The Supreme Court of Canada will hear five appeals this week, notably Wednesday’s hearing of Nevsun Resources’ appeal of its conviction of human rights abuses of miners at an Eritrean mine in which it held a majority industry, and, on Friday, whether defence counsel’s legal fees can be paid from the proceeds of crime forfeited to the state. The remaining appeals concern the revocation ad nutum of gifts between spouses in Quebec, an audit of a Calgary bitcoin company by Quebec’s revenue agency,
In its first week of hearings for the new year, the Supreme Court of Canada will hear three appeals.
The Supreme Court of Canada made amendments to its rules on Wednesday, which will come into force on Jan. 15 and apply to all cases. The changes aim to increase the Court’s efficiency, in part through the use of technology, and reduce costs and labour to lawyers and the public alike in requesting documents or filing notices.

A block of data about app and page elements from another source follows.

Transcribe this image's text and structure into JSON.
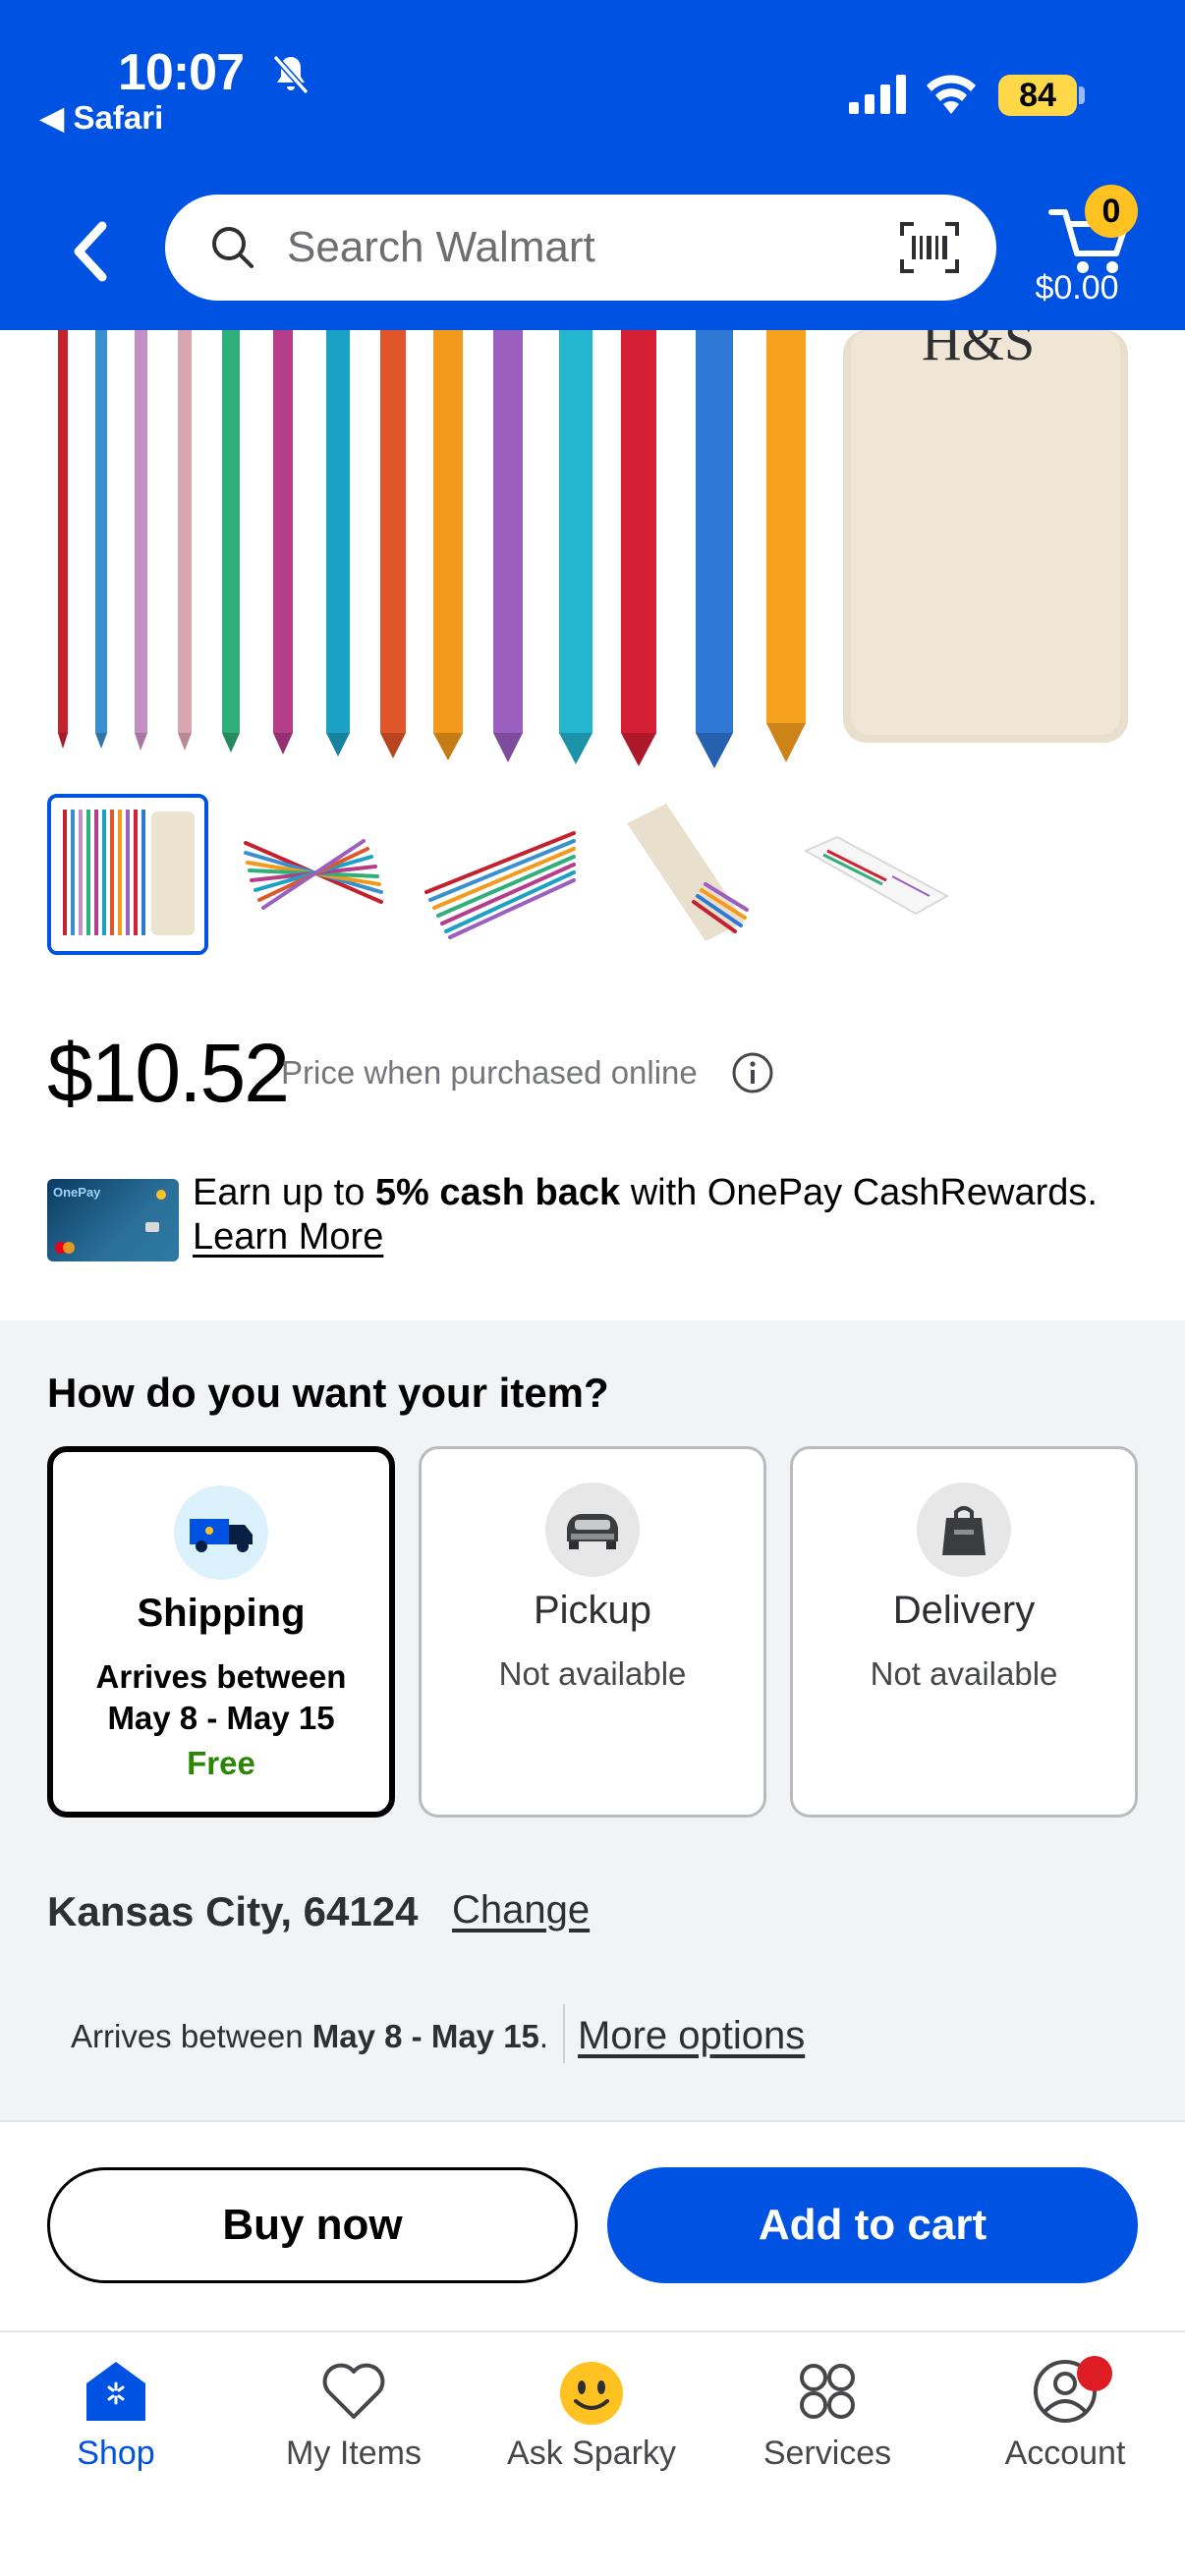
{
  "status_bar": {
    "time": "10:07",
    "back_app": "◀ Safari",
    "battery": "84"
  },
  "header": {
    "search_placeholder": "Search Walmart",
    "cart_count": "0",
    "cart_total": "$0.00",
    "brand_color": "#0053e2"
  },
  "product": {
    "price": "$10.52",
    "price_note": "Price when purchased online",
    "image_icon": "crochet-hooks-photo",
    "thumbnail_count": 5
  },
  "onepay": {
    "prefix": "Earn up to ",
    "highlight": "5% cash back",
    "suffix": " with OnePay CashRewards.",
    "learn_more": "Learn More"
  },
  "fulfillment": {
    "title": "How do you want your item?",
    "options": [
      {
        "title": "Shipping",
        "subtitle_line1": "Arrives between",
        "subtitle_line2": "May 8 - May 15",
        "price": "Free",
        "icon": "shipping-truck-icon"
      },
      {
        "title": "Pickup",
        "subtitle_line1": "Not available",
        "icon": "pickup-car-icon"
      },
      {
        "title": "Delivery",
        "subtitle_line1": "Not available",
        "icon": "delivery-bag-icon"
      }
    ],
    "location": "Kansas City, 64124",
    "change": "Change",
    "arrives_prefix": "Arrives between ",
    "arrives_dates": "May 8 - May 15",
    "arrives_suffix": ".",
    "more_options": "More options"
  },
  "actions": {
    "buy_now": "Buy now",
    "add_to_cart": "Add to cart"
  },
  "tabbar": {
    "items": [
      {
        "label": "Shop",
        "icon": "shop-icon",
        "active": true
      },
      {
        "label": "My Items",
        "icon": "heart-icon"
      },
      {
        "label": "Ask Sparky",
        "icon": "sparky-icon"
      },
      {
        "label": "Services",
        "icon": "services-grid-icon"
      },
      {
        "label": "Account",
        "icon": "account-icon"
      }
    ]
  }
}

Counsel for three non-profit organizations acting on behalf of Indigenous peoples in Guatemala are asking the British Columbia Securities Commission and the United States Securities and Exchange Commission to investigate two Canadian mining companies’ alleged failure to disclose material information related to a planned purchase of one by the other.
A new report has shed light on what today’s law school students value, and what they’re missing in their legal education. Perhaps not surprisingly, they value work-life balance and mentoring programs; more surprisingly, a majority feel they are not being adequately educated in the practicalities of a legal practice.
In an important case for expectations of privacy in personal data, the Supreme Court of Canada has allowed the appeal of an Ontario man whose shared computer was seized and searched without his consent.
The Supreme Court of Canada will hear five appeals this week in its final week of hearings for the year.
A Quebec man charged with two counts of impaired driving did not bring sufficient evidence to rebut the presumption that a breathalyzer test was conducted properly and must stand trial again, the Supreme Court of Canada ruled today.
A decade after its decision in Dunsmuir v. New Brunswick, the Supreme Court of Canada will again consider the standard of review in administrative law this week by way of a trilogy of appeals to be heard concurrently. The appellants were asked to address standard of review in their submissions, and have been permitted to submit longer filings than usual; more than 70 counsel (including amici curiae at the Supreme Court’s invitation) have reportedly made submissions.
In dismissing a media outlet’s appeal against a production order, the Supreme Court of Canada today refined the legal framework for such production orders without substantially changing the existing framework.